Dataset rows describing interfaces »
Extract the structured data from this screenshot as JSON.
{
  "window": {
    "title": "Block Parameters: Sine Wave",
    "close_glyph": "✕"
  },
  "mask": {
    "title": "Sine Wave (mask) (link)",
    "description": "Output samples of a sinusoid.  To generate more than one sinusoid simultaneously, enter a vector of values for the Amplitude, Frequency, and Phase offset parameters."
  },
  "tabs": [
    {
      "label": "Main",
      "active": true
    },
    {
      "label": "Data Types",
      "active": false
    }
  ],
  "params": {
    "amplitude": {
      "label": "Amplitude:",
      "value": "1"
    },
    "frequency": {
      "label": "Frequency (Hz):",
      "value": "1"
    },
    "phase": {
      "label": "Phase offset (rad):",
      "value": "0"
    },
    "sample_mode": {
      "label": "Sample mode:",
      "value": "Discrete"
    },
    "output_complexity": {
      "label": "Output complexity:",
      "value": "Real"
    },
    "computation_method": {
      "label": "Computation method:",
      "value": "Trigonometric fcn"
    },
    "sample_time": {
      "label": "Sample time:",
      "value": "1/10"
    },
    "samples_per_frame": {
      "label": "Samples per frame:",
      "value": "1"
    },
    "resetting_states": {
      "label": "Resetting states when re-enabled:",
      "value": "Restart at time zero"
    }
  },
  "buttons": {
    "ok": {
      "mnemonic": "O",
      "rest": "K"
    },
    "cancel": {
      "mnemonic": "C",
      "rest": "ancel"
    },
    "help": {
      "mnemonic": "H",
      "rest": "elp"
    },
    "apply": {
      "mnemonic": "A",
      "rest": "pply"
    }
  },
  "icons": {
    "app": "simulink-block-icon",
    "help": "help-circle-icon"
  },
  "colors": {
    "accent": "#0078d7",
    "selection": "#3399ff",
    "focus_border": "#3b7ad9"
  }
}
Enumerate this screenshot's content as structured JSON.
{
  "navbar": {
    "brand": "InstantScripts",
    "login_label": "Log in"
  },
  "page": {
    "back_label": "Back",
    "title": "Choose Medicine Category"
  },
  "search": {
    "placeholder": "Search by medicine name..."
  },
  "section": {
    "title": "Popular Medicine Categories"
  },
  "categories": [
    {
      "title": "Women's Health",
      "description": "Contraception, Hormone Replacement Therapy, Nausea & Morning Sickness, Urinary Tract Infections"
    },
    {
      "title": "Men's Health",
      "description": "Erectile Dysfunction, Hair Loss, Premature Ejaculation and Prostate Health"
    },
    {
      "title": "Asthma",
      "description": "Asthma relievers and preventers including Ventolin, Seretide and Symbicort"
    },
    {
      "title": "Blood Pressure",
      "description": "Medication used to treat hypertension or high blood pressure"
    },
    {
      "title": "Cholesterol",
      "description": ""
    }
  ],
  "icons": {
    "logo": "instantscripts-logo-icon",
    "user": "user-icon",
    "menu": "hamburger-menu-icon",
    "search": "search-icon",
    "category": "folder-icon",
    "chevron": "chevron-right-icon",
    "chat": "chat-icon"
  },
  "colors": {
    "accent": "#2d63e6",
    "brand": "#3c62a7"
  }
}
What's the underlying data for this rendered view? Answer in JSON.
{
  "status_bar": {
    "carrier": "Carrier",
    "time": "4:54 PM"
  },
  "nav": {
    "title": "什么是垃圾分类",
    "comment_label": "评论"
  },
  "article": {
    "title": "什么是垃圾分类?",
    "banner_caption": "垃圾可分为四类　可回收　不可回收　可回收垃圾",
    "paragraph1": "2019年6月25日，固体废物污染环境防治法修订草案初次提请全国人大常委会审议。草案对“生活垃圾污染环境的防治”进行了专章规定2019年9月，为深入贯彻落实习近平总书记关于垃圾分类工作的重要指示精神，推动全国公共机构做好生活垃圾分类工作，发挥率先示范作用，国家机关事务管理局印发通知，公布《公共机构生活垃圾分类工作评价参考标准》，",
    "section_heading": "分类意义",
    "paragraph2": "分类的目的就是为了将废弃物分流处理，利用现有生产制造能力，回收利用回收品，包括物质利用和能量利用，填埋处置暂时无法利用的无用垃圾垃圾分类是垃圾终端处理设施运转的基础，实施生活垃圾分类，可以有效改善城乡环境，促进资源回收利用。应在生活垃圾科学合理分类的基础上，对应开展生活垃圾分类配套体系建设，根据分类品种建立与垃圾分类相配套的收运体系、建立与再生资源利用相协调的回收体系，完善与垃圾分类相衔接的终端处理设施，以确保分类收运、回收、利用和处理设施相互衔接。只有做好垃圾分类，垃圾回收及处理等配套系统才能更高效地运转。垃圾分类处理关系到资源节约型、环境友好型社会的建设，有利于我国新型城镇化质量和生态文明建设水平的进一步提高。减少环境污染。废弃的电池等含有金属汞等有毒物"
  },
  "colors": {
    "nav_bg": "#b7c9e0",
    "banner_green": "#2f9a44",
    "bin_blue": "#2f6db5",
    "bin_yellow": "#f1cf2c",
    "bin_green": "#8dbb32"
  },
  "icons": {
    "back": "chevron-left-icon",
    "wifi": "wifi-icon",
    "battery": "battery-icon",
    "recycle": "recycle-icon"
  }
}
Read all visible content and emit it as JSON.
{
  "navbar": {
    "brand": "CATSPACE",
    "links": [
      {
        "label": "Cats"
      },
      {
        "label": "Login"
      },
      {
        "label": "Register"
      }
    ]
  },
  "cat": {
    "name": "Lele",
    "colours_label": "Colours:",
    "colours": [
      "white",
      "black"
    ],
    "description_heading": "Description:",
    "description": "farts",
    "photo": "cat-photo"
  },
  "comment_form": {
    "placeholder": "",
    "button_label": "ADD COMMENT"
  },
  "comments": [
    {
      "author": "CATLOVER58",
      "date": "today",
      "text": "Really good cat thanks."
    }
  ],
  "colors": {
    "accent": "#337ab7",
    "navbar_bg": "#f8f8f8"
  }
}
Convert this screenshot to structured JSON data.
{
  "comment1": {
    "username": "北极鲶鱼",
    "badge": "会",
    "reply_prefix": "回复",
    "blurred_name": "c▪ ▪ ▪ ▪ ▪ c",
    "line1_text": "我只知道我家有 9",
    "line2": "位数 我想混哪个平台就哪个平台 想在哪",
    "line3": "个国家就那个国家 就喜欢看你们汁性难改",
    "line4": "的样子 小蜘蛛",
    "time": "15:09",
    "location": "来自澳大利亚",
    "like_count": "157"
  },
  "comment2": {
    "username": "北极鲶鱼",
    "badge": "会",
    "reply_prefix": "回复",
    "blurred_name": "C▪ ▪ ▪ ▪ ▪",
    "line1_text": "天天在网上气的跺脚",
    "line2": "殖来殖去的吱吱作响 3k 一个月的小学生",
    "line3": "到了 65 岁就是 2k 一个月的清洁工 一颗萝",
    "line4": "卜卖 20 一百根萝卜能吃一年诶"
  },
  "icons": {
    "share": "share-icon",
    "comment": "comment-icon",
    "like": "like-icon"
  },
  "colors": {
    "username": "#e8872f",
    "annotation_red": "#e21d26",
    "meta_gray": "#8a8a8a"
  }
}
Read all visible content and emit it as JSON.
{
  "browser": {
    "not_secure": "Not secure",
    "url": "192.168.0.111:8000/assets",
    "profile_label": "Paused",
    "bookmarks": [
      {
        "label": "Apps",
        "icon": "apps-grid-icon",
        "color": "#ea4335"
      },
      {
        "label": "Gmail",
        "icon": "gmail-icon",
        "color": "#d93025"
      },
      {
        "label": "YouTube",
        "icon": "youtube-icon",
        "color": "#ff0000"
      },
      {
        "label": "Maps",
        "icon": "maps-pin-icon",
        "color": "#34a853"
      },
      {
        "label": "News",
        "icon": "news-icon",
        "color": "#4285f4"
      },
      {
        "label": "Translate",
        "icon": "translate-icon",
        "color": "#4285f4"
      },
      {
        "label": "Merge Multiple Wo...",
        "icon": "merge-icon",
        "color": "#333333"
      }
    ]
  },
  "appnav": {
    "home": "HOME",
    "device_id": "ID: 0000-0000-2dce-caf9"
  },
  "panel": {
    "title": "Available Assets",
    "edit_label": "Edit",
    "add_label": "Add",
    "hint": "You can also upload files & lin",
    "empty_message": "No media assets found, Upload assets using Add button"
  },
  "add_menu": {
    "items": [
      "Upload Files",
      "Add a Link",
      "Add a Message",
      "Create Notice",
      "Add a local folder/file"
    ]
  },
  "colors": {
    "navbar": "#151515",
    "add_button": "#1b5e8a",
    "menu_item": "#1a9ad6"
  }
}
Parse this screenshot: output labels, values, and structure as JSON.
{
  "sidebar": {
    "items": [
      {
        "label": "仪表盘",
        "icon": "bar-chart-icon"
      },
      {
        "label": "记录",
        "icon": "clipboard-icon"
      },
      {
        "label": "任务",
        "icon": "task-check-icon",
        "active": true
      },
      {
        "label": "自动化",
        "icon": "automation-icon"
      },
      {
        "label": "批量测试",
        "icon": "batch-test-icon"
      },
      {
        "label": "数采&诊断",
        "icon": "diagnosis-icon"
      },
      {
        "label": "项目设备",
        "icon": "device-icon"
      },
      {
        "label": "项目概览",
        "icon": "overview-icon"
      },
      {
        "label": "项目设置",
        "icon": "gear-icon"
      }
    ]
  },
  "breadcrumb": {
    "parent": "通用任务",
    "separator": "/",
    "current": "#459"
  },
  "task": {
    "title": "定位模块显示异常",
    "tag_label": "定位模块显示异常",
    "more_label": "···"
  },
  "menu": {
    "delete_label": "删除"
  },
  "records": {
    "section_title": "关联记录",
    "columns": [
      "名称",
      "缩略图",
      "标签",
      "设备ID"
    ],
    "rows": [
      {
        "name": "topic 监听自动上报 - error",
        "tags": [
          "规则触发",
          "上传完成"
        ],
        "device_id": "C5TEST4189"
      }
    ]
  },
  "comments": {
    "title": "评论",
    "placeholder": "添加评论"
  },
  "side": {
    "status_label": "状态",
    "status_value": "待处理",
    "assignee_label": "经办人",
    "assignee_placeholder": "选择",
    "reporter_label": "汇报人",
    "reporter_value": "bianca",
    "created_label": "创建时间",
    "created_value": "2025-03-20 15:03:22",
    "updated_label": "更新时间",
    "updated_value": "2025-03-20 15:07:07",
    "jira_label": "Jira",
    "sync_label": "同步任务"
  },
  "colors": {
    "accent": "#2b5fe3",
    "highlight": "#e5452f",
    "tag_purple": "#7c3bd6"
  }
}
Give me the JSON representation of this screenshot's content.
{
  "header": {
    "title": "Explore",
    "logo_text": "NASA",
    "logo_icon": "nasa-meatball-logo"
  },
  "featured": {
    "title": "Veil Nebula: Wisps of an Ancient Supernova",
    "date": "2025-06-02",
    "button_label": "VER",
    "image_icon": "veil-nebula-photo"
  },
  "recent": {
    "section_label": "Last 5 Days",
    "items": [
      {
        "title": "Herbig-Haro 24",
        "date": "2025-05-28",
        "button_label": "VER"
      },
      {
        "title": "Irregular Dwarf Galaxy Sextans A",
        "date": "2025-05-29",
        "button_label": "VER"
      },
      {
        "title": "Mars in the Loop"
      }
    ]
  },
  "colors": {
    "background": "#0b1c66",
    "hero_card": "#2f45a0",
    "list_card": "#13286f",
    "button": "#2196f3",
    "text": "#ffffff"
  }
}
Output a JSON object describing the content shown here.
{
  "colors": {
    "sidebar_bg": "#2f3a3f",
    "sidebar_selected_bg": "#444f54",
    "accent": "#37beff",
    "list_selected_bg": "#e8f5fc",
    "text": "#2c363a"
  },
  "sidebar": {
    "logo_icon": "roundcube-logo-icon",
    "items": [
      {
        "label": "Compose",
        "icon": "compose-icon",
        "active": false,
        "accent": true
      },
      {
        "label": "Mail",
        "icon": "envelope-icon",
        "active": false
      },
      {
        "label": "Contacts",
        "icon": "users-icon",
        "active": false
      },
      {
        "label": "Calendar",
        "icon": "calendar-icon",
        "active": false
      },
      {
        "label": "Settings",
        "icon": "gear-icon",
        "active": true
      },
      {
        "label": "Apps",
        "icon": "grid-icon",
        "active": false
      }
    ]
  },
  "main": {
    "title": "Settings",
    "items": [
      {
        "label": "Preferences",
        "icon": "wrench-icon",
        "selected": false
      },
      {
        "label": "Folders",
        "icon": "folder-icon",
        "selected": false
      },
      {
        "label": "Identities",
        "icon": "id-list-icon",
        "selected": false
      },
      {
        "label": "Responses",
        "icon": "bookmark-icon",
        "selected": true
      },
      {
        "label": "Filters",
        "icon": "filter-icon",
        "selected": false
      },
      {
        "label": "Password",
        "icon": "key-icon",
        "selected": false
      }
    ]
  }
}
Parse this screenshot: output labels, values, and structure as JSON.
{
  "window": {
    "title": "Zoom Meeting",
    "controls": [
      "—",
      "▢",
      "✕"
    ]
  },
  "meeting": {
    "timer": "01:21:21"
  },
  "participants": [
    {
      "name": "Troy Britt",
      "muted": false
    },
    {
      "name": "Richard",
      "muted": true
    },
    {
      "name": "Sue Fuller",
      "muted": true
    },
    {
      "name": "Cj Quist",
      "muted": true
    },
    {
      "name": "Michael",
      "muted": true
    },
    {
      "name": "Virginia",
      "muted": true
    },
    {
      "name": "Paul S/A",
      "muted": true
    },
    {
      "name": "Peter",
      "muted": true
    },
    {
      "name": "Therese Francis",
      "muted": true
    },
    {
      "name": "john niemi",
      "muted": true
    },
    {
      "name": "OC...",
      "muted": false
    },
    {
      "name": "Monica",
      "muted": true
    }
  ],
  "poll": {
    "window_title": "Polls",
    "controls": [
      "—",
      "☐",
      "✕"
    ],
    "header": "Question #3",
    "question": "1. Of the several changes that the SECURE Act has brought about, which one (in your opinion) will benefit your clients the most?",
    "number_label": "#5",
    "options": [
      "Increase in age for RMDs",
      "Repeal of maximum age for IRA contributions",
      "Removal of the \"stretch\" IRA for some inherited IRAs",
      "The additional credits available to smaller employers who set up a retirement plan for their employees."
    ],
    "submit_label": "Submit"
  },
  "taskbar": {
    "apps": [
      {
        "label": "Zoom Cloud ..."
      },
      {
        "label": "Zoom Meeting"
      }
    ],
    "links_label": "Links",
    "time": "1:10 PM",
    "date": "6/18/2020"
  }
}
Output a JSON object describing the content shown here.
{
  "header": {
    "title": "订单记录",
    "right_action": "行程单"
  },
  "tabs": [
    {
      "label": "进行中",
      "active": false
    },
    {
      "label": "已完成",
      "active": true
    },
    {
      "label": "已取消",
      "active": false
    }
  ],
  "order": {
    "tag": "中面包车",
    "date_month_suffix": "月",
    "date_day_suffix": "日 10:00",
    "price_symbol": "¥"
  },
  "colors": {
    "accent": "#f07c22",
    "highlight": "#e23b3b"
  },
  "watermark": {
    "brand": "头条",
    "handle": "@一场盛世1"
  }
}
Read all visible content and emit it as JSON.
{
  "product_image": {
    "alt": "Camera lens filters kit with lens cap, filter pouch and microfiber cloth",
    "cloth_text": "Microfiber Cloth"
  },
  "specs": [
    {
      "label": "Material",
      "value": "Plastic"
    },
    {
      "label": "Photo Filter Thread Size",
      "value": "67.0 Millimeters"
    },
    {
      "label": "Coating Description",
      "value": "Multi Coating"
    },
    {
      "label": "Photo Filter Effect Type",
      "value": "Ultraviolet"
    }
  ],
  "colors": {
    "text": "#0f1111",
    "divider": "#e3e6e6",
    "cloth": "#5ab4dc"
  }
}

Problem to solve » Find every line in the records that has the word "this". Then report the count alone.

Solution to the exercise » 7